Eric went over to the row of women sitting against the wall and asked a heavy-set, middle aged woman for her hand. With a smile and a heave, she lifted herself off the chair and they walked to the dance floor. When they got there, they just flew. Hips, arms, interlocked twirls, flirting and laughter. It was goddamned magic.
Maybe it was the beer, maybe it was the sly joy of seeing the smiles on Eric and his partner’s faces. Maybe it was the music. Maybe it was just the moment, but I found myself following his lead. I set down my beer, and walked over to a woman, one of the few left without a partner, and asked her to dance. She must have gone 300 pounds if she was an ounce and I was about a buck eighty five at the time, but my God that woman could move. And she could take me with her while doing so. At the end of the first song, we hugged, breathing a little hard. I asked her name. She growled, “Bertha.”
Bertha and I hustled it around the floor for several dances over the next hour or two. In between turns on the floor, she introduced me to some of her friends. I introduced them to some of mine. Dance partners changed and reformed. Many, many pitchers of beer were bought, spilled or consumed. It was, hands down, one of the best days I’d ever spent in all of my life. But I was a rational boy. I had to get back to work on Monday morning. As did Tony. So, at about 6 in the evening, just as the party was really ramping up, we decided to leave.
Tony had promised Eric a ride down to New York City after he had dropped me off in my hometown of Binghamton, about 90 miles down Route 81. Eric’s life hadn’t been easy since getting the boot from SU. He’s moved from school to unemployment to school to more unemployment. But he’d recently landed a good job in Baltimore – a real coup for him, given his recent years. He was excited about it, and he was starting on Monday morning at 8AM. His plan had been to get his ass to NYC, then to take a night train to Baltimore, have a quick nap and a shower at his folks’ place and show up for the first day of the rest of his life.
Tony tapped him on the shoulder and called him from the dance floor. He apologized to his partner and came with us. We were expecting, from how much fun he was having, to get a, “Come on, guys… one more beer.” What we weren’t expecting was his flat refusal to even consider leaving. Nor were we expecting the eloquence of his explanation why.
He looked at us, maybe with a bit of pity in his eye, and said, “Guys, God just dropped a gem on our path. There ain’t a chance in hell I’m gonna disrespect it,” and he turned on his heel, whistled for his partner and, again, took up the twirl.
It was so final that neither Tony nor I even tried to talk him out of it. His answer was so true, that we were, essentially, staggered by it. As our other friends had already drifted on down the road to their own hometowns, we shrugged our shoulders, paid our bill and walked, silently out the door. The last image I had of Eric was him trying a daring dip with Bertha. The smile on his face was glowing. The joy of the music was flowing.

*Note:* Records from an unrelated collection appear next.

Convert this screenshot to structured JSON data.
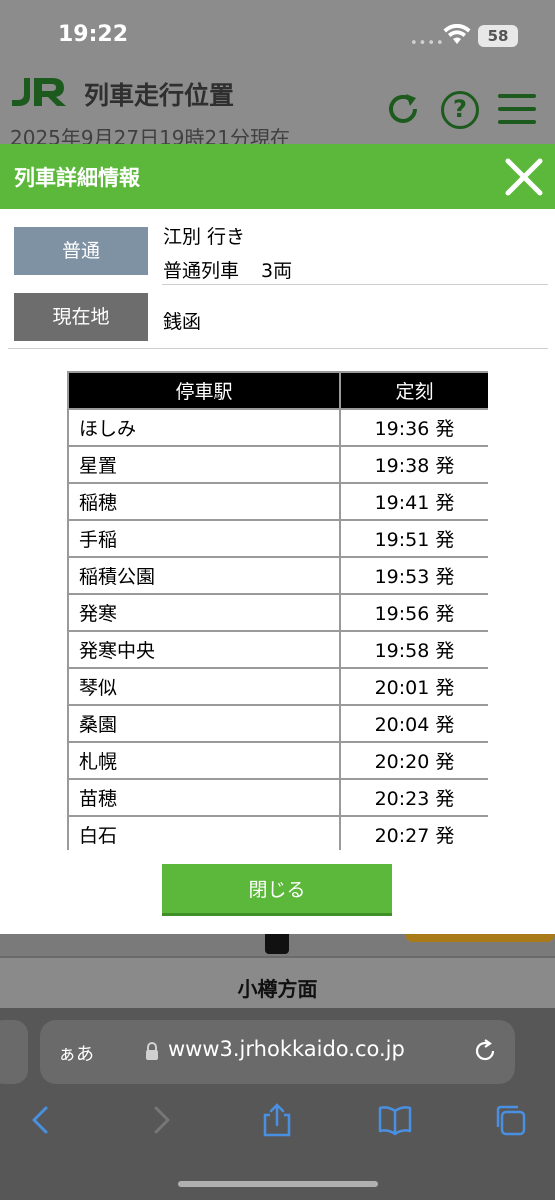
{
  "status_bar": {
    "time": "19:22",
    "battery": "58"
  },
  "background": {
    "app_title": "列車走行位置",
    "updated_at": "2025年9月27日19時21分現在",
    "direction_label": "小樽方面"
  },
  "modal": {
    "title": "列車詳細情報",
    "train_type": "普通",
    "destination": "江別 行き",
    "train_kind": "普通列車",
    "cars": "3両",
    "location_label": "現在地",
    "location": "銭函",
    "table_headers": [
      "停車駅",
      "定刻"
    ],
    "stops": [
      {
        "station": "ほしみ",
        "time": "19:36 発"
      },
      {
        "station": "星置",
        "time": "19:38 発"
      },
      {
        "station": "稲穂",
        "time": "19:41 発"
      },
      {
        "station": "手稲",
        "time": "19:51 発"
      },
      {
        "station": "稲積公園",
        "time": "19:53 発"
      },
      {
        "station": "発寒",
        "time": "19:56 発"
      },
      {
        "station": "発寒中央",
        "time": "19:58 発"
      },
      {
        "station": "琴似",
        "time": "20:01 発"
      },
      {
        "station": "桑園",
        "time": "20:04 発"
      },
      {
        "station": "札幌",
        "time": "20:20 発"
      },
      {
        "station": "苗穂",
        "time": "20:23 発"
      },
      {
        "station": "白石",
        "time": "20:27 発"
      }
    ],
    "close_button_label": "閉じる"
  },
  "browser": {
    "aa_label": "ぁあ",
    "url": "www3.jrhokkaido.co.jp"
  },
  "colors": {
    "accent_green": "#5cb83a",
    "train_type_badge": "#7e92a3",
    "location_badge": "#6d6d6d",
    "safari_blue": "#4a90e2"
  }
}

And to push the asinine rhyme a step too far, as we walked into the evening light, our shame was showing.
Tony and I didn’t say a word to one another for over an hour. We both knew we had to go to work the next day. We both knew there’d be hell to pay if we screwed up. We both had, “responsibilities.”
In actuality, what we had were entry level bullshit jobs at bullshit businesses where we’d spend, maybe, another few months with before moving on. In actuality, had we called in sick that one Monday 20 years ago the world would have kept on turning. In our hearts, we knew that, too. But fearing grief from our parents and our bosses, we tucked tail and headed south, leaving Bertha and Eric and the gem of God back there in our past.

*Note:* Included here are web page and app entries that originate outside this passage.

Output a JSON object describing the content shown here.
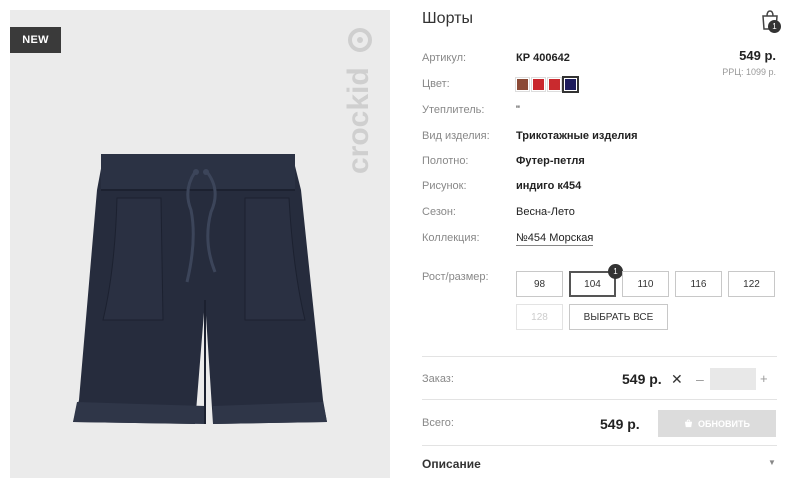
{
  "image": {
    "badge": "NEW",
    "brand": "crockid"
  },
  "product": {
    "title": "Шорты",
    "price": "549 р.",
    "rrp": "РРЦ: 1099 р."
  },
  "cart": {
    "icon": "shopping-bag-icon",
    "count": "1"
  },
  "attributes": [
    {
      "label": "Артикул:",
      "value": "КР 400642"
    },
    {
      "label": "Цвет:",
      "value": ""
    },
    {
      "label": "Утеплитель:",
      "value": "\""
    },
    {
      "label": "Вид изделия:",
      "value": "Трикотажные изделия"
    },
    {
      "label": "Полотно:",
      "value": "Футер-петля"
    },
    {
      "label": "Рисунок:",
      "value": "индиго к454"
    },
    {
      "label": "Сезон:",
      "value": "Весна-Лето"
    },
    {
      "label": "Коллекция:",
      "value": "№454 Морская"
    }
  ],
  "colors": [
    "#8b4a36",
    "#c9262c",
    "#c92a2e",
    "#1c1b5c"
  ],
  "sizes": {
    "label": "Рост/размер:",
    "options": [
      "98",
      "104",
      "110",
      "116",
      "122",
      "128"
    ],
    "selected": "104",
    "selected_count": "1",
    "disabled": "128",
    "select_all": "ВЫБРАТЬ ВСЕ"
  },
  "order": {
    "label": "Заказ:",
    "price": "549 р.",
    "remove": "✕",
    "minus": "–",
    "plus": "+",
    "quantity": ""
  },
  "total": {
    "label": "Всего:",
    "price": "549 р.",
    "update_label": "ОБНОВИТЬ",
    "update_icon": "cart-icon"
  },
  "description": {
    "label": "Описание"
  }
}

When I finally worked up the nerve to turn to Tony from the passenger’s seat, I started to say, “Hey, do you think we could…” Tony cut me off at the pass and said, “Nope. We fucked up. It’s done.”
That night, laying in bed, I made a promise to myself, broken a few times since then – but honored far more, that I’d never disrespect one of God’s gems, again. Since that Sunday afternoon, I’ve never heard word from, nor seen, Eric Wollschlager. For all I know he might still be there, at The Catch, dancing and laughing. But in my mind’s eye, he’s always been somewhere just a few miles up ahead of me on the path, and if I ever catch up to him, I’m going to thank him for the lesson he taught me over beers and blues and Bertha on Sunday afternoon in 1989.